- Balance Problems (2016, healthinaging.org)
- Balance Problems and Disorders (2017, nia.nih.gov)
- Effects of Dehydration on Balance as Measured by the Balance Error Scoring System (n.d., digitalcommons.fiu.edu)
- Gait and Balance Disorders in Older Adults (2010, aafp.org)
- Gait Training (2017, healthline.com)
- Gait Training Exercises In Physical Therapy (2020, verwellhealth.com)
- Tai chi: A gentle way to fight stress (2020, mayoclinic.org)
- Tai Chi and Qi Gong: In Depth (2016, nccih.nih.gov)
- Tai Chi Chuan can improve balance and reduce fear of falling in community dwelling older adults: a randomized control trial (2018, ncbi.nlm.nih.gov)
- Tai Chi for Risk of Falls. A Meta-analysis (2017, pubmed.ncbi.nlm.nih.gov)

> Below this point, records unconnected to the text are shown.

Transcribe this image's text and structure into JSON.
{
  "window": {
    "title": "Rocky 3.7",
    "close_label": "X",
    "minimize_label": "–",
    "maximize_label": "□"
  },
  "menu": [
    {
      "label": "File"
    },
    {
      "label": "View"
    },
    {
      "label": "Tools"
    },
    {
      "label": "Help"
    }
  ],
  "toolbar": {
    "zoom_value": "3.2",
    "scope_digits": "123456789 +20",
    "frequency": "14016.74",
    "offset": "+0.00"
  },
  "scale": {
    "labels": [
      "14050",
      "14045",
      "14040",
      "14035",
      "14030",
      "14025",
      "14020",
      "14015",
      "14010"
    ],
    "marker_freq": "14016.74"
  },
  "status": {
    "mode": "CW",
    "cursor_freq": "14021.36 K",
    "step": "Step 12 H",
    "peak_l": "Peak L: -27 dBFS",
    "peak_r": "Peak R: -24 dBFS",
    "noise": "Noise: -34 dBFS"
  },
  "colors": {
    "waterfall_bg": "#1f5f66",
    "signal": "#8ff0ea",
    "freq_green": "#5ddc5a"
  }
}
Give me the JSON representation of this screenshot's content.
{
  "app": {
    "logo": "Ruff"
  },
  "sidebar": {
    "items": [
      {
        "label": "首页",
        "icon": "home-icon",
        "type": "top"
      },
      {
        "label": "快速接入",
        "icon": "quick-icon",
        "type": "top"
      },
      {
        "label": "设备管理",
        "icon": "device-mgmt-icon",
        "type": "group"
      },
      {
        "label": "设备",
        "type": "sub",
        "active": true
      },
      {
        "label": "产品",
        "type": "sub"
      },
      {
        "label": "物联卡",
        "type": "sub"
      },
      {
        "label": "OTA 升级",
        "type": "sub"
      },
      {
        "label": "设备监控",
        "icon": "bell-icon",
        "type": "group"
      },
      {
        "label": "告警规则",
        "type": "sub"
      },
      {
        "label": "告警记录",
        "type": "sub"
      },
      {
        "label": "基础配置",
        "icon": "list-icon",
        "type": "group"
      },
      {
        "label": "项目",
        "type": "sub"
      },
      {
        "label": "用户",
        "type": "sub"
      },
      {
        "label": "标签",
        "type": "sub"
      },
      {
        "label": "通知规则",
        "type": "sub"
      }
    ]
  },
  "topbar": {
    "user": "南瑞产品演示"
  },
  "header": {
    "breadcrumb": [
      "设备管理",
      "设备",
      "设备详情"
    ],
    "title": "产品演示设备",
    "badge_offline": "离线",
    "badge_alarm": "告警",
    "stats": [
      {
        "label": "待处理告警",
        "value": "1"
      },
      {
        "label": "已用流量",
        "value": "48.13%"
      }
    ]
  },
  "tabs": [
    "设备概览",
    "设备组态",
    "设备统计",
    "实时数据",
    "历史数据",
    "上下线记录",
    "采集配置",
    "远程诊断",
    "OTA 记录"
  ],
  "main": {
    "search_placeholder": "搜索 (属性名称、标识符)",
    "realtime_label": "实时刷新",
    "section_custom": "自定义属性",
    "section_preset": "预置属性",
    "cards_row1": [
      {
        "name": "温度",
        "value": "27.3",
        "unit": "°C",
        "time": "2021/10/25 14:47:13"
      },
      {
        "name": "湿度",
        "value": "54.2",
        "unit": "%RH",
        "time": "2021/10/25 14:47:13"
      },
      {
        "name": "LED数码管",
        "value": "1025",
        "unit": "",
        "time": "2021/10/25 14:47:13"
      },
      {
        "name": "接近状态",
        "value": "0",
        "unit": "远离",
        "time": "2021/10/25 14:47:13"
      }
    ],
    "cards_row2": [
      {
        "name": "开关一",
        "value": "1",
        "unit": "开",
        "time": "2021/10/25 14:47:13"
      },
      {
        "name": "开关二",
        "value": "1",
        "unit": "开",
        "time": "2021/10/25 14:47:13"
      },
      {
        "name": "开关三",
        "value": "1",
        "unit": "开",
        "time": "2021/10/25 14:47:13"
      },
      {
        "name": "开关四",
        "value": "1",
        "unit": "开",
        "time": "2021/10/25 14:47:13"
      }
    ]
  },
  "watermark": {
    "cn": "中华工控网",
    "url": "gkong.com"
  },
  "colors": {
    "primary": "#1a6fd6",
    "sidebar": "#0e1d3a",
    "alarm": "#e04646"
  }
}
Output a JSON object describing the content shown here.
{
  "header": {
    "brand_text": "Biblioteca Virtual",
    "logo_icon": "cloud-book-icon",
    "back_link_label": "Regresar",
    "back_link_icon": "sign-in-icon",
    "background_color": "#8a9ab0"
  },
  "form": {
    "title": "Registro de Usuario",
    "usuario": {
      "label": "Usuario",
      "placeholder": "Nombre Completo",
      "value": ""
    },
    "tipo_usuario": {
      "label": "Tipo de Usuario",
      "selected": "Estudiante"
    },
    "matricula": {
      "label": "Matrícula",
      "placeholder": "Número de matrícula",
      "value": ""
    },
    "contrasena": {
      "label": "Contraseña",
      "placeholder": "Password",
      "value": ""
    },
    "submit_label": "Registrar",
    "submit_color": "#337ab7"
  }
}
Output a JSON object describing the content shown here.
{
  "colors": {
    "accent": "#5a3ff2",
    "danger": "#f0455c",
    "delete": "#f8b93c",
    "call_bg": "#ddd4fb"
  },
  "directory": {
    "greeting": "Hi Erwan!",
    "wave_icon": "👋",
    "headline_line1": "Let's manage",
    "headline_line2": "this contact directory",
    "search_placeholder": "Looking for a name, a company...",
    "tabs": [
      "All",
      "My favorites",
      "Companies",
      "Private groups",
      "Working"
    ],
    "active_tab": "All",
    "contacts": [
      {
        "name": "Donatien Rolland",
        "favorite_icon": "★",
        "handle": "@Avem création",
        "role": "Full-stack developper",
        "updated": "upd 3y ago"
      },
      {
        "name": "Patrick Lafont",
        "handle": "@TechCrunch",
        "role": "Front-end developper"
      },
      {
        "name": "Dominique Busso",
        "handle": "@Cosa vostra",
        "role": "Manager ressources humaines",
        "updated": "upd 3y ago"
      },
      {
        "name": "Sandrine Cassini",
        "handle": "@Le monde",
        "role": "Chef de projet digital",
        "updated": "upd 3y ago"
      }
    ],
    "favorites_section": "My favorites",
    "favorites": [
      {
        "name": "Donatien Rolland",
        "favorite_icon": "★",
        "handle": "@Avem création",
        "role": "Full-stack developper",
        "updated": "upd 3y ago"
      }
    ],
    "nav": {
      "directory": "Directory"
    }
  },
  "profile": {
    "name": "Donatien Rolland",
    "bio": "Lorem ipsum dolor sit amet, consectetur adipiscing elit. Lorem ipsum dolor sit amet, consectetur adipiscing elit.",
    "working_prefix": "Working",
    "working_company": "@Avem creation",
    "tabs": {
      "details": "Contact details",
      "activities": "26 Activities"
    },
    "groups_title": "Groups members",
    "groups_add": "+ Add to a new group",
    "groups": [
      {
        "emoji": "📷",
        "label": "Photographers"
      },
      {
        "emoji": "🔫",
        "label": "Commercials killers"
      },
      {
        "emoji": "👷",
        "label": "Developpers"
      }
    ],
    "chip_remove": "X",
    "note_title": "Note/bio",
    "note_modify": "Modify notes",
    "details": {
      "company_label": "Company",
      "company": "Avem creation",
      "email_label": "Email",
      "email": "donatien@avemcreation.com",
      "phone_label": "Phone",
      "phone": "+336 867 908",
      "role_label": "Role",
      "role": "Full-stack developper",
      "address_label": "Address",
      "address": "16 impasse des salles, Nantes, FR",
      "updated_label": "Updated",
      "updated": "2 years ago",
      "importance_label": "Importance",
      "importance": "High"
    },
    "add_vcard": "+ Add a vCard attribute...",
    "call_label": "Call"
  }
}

- The Benefits of Dynamic Stretching and How to Get Started (2019, healthline.com)